"Yeah--take two of these and call me in the morning," she chortled. Mac began chuckling too, and for a long moment they simply clung to each other as they laughed. As it died away, Rose wrapped her arms about his neck and pulled him into a kiss that told him in no uncertain terms that she was ready to make up.

***                              ***                              ***


"Shhhh--just relax."

"Oooohhh--Any more relaxed and you could wring me out of this bath rug." Rose sighed deeply, stretching her toes out to touch the tile wall.

"Yeah--that was pretty good, wasn't it?"

"Pretty good, Mac?"

"Okay, pretty damn good--" He admitted with a smirk, rolling over on his side to look at her. He ran a possessive hand over her flat stomach.

"Better--you sir, have the lustful drive of a stallion and the natural erotic talents of a, a . . ."

"-A? I can't wait to hear this, Brat. Go on, don't let me stop you."

"-A  full-blooded MacGyver. Homo Sapiens Maximus Libido. Sexiest beast in the jungle, you know. Stops at nothing to claim his mate," she announced, reaching up to tweak his nose.

 He playfully nipped her fingers. "Really?"

"Yeah. They can be lured on with Snickerdoodles and the loud cries of the Hockey ref."


"Once pounced upon, MacGyvers can be subdued and tagged for migration."

"So that explains all the scratching and biting," he winced.

"Naturally. I couldn't let the beast escape you know." She sat up and shook her damp hair out across her shoulders.

"Don't worry. This one has no intention of escaping."

"Even if his mate is foolish enough to consider tagging great whites a good career move?"

MacGyver paused thoughtfully. "Well obviously he picks them for their beauty, not for their intelligence."

"Mac!" Rose squealed, punching his bicep.
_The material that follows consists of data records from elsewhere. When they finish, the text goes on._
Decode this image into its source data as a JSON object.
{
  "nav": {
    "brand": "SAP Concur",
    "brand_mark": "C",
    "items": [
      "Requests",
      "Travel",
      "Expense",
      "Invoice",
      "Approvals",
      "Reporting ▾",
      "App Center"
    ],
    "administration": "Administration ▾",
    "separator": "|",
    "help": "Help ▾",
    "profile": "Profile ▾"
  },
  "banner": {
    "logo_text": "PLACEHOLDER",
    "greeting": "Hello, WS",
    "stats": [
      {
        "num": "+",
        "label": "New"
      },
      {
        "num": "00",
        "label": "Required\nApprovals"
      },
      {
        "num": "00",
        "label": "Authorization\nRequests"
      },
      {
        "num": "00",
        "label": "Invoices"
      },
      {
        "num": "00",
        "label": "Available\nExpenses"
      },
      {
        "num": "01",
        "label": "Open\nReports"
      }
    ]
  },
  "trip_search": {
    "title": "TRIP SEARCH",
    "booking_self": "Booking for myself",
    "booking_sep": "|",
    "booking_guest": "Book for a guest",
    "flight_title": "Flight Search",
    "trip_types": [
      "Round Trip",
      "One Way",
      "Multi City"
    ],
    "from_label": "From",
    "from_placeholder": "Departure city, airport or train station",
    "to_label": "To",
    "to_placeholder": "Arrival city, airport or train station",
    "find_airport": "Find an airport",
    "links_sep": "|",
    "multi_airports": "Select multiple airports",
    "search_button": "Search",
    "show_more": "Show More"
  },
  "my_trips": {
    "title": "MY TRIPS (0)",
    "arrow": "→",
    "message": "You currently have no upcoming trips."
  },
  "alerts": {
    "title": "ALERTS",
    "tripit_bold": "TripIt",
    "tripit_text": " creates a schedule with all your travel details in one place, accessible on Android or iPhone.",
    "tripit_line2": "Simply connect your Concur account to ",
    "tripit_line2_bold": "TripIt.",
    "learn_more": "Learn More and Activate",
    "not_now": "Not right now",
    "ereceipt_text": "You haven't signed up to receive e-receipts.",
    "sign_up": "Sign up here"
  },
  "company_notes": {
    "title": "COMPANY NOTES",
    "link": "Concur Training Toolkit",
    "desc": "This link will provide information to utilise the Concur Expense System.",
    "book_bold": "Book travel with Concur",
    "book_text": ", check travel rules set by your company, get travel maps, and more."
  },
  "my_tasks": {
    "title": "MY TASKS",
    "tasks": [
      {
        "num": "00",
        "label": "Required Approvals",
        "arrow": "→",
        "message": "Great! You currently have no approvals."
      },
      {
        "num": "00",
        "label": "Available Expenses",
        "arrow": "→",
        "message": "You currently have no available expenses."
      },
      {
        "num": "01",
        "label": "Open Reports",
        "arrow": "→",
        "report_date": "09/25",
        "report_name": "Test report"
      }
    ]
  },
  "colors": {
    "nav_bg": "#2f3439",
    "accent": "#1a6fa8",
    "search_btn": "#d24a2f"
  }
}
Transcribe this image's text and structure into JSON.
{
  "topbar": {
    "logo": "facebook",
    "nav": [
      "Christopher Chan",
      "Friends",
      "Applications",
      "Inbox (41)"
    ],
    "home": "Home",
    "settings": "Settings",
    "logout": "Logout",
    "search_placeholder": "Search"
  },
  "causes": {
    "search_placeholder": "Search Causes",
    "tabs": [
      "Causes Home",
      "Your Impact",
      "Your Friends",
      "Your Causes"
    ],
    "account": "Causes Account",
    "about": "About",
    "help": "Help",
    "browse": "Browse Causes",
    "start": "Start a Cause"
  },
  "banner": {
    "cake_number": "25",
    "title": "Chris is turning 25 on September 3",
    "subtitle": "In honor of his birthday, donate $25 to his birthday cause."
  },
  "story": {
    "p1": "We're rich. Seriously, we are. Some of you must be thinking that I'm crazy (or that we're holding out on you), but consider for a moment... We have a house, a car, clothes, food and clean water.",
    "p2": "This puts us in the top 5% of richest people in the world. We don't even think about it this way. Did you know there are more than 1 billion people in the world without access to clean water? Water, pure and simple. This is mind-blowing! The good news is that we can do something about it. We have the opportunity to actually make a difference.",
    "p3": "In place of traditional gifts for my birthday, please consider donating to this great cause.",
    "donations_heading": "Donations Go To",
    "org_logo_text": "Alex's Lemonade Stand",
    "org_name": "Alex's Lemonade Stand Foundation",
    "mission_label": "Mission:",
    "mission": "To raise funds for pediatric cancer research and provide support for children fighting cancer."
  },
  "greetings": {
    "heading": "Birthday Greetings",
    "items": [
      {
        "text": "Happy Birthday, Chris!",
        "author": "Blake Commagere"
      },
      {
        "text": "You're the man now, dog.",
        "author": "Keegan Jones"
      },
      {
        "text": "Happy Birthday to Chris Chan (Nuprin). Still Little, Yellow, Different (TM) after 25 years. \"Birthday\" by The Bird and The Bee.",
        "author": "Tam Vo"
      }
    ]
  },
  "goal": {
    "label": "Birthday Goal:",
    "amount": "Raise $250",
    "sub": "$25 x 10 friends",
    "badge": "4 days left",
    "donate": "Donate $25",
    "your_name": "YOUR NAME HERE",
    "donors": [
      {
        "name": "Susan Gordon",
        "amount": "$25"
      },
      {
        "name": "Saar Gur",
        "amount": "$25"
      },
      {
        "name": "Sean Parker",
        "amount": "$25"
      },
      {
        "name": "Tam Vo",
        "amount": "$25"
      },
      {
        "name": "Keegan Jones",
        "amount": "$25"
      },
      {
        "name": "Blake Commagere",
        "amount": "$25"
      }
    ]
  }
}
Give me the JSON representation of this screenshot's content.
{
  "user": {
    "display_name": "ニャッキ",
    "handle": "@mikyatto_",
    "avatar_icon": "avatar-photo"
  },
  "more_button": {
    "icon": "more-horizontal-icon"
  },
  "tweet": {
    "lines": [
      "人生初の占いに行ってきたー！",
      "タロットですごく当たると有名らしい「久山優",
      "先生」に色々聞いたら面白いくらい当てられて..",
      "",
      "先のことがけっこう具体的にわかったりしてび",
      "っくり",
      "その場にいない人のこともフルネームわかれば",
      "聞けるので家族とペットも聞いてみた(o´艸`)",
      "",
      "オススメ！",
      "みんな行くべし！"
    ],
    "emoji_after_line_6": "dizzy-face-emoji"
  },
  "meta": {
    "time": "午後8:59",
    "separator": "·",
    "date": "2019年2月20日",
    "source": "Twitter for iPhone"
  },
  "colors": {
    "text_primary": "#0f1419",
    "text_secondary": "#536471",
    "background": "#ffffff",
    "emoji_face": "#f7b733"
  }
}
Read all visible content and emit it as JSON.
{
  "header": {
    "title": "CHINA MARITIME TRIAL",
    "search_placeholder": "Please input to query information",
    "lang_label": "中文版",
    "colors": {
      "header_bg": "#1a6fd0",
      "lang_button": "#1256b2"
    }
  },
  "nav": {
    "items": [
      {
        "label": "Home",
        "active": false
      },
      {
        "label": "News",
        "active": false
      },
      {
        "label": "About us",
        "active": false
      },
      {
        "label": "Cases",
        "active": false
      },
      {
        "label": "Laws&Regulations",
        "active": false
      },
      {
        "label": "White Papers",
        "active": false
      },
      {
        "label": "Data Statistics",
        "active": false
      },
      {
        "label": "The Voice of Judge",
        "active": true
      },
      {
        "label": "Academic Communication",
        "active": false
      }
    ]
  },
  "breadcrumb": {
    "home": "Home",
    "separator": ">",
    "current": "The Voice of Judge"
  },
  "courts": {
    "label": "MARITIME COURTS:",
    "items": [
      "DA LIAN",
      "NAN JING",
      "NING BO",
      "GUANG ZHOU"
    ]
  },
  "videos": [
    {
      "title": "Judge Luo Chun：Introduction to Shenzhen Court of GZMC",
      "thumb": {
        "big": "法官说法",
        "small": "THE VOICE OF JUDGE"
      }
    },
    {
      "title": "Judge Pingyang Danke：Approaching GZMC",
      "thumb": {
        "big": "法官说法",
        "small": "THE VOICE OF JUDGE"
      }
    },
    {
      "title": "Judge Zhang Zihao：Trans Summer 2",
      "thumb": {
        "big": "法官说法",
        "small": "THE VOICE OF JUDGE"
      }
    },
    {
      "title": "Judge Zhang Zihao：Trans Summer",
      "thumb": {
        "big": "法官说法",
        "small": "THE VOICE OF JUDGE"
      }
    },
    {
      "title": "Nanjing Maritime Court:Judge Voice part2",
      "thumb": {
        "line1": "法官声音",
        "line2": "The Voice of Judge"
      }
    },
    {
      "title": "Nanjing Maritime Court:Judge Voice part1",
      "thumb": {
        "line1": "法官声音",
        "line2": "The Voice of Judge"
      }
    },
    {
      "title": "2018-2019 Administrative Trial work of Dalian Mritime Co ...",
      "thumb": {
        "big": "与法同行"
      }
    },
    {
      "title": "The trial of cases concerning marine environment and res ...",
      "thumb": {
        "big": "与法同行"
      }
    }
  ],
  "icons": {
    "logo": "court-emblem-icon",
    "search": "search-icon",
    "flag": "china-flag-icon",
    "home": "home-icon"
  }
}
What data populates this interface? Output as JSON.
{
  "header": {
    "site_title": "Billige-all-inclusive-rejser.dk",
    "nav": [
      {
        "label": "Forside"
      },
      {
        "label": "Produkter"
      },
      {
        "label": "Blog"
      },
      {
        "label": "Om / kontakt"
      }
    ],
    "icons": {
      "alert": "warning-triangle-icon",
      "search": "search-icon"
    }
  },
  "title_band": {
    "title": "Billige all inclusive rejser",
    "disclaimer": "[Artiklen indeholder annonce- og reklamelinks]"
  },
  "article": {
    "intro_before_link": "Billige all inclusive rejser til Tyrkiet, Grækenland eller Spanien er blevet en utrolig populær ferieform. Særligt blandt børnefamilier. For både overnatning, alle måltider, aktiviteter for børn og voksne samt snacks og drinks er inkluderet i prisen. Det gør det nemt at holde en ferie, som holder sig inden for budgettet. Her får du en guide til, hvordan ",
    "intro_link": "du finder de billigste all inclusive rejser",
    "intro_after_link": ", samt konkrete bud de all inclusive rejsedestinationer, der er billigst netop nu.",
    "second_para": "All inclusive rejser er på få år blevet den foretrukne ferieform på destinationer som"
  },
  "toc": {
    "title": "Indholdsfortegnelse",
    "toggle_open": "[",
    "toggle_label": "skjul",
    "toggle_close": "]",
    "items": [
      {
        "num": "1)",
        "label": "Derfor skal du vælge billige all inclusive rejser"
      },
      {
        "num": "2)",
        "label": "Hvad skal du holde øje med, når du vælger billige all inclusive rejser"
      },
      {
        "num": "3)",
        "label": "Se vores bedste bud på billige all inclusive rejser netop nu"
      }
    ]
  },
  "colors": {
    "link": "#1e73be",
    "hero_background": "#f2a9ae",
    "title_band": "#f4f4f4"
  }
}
He grinned and tossed a towel over her head then rolled out of the way of her blind charge.

"Hey, Hey! Is that any way to treat an endangered species?" he chided playfully.

"You're not endangered, pal, you're doomed!"

"Careful--I'm a close personal friend of the head of the Phoenix Foundation--" he warned, getting to his feet and fishing for his jeans.

"I should have skinned you while I had the chance."

"You know, I think you did," after pulling on his pants, Mac peered over his shoulder at the rows of pink lines across his back. Contritely, Rose got up and kissed them gently. She slipped her arms around his waist and hugged him tightly from behind.

"You know how much I love you?"

"Enough to scar me for life?"

"Yep," she snorted. Mac looked over his shoulder at her.

"Come on cave woman, let's go collect the beast and think about cabinets. And Rose--?"

"Yes MacLover?"

"While we're in the process of coming to grips with mutually dangerous careers, go easy on me, huh? It's not that simple to capitulate," he added in a low voice.

"I know, " Rose sighed, smiling up at him. "I know."